I am just old enough to remember telegrams -- for example the pads of Western Union forms that were always around hotel lobbies (with the famous disclaimers on the back). The last real telegram that I remember was one my grandmother sent to us on Christmas when we were stationed in Germany. I've never sent one myself, that I remember. But the Morse's electric telegraph (there were others before, using different signaling technology, such as semaphores) created a boom much like the internet (there even is a rather good book on the topic, The Victorian Internet). Even more, within 20 years of its invention there was a network of telegraph lines on more than one continent, and a desire that these be tied together into a truly global network. That took a lot more work and time, with lots of failures along the way. The internet works largely over direct cable links, not satellites. We figured out how to lay those cables to connect telegraph networks.

In fact, one can really say that the telegram has not gone away, but the telegraph company has. The capability was created with the first telegraph to move text over a wire. That technology developed into teletype, telephones, telex, TWX, AUTODIN, and fairly directly to dial up networks and the internet itself. There is no need for a telegraph company if email is available -- the 21st century telegraph. Lots of other technologies are flashier, but email remains the fundamental "killer app" of the internet.

The last 10 telegrams?
Last week, the last 10 telegrams included birthday wishes, condolences on the death of a loved one, notification of an emergency, and several people trying to be the last to send a telegram.

Wednesday, February 01, 2006

Onward to the Past

For the first time I have managed to recover a post from my old blog, One Pilgrim's Walk.
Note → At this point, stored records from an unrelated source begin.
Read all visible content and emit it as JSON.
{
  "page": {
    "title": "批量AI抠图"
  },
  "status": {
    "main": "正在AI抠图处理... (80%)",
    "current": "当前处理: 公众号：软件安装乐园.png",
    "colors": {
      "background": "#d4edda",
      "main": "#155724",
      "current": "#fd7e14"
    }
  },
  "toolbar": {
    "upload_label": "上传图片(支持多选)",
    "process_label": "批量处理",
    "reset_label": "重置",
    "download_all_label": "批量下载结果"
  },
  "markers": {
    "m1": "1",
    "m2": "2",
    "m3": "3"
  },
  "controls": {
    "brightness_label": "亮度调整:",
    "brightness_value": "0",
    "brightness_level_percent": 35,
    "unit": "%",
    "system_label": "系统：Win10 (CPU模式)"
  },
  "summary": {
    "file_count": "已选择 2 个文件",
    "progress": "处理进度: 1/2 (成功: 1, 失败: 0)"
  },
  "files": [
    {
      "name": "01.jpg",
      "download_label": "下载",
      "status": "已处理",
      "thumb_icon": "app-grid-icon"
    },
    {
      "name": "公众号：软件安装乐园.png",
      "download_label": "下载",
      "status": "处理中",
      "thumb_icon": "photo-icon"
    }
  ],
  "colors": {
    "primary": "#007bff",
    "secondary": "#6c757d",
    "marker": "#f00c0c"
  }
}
This is Surviving Anaheim, my take on handling the LA Religious Education Congress, and probably my most linked to post. The content (with my enthusiastic permission) is even on Congress' own web site.

The irony is that I will not be able to go to Congress this year due to work conflicts. As I reconstruct the posts and their original dates, I will be posting them by date.

A quiet place

Sacrament Chapel

I can understand why some people don't like the Cathedral of Our Lady of the Angels in downtown LA -- from the plaza it's more than a little fortress-like. But there are jewels inside, like the sacrament chapel.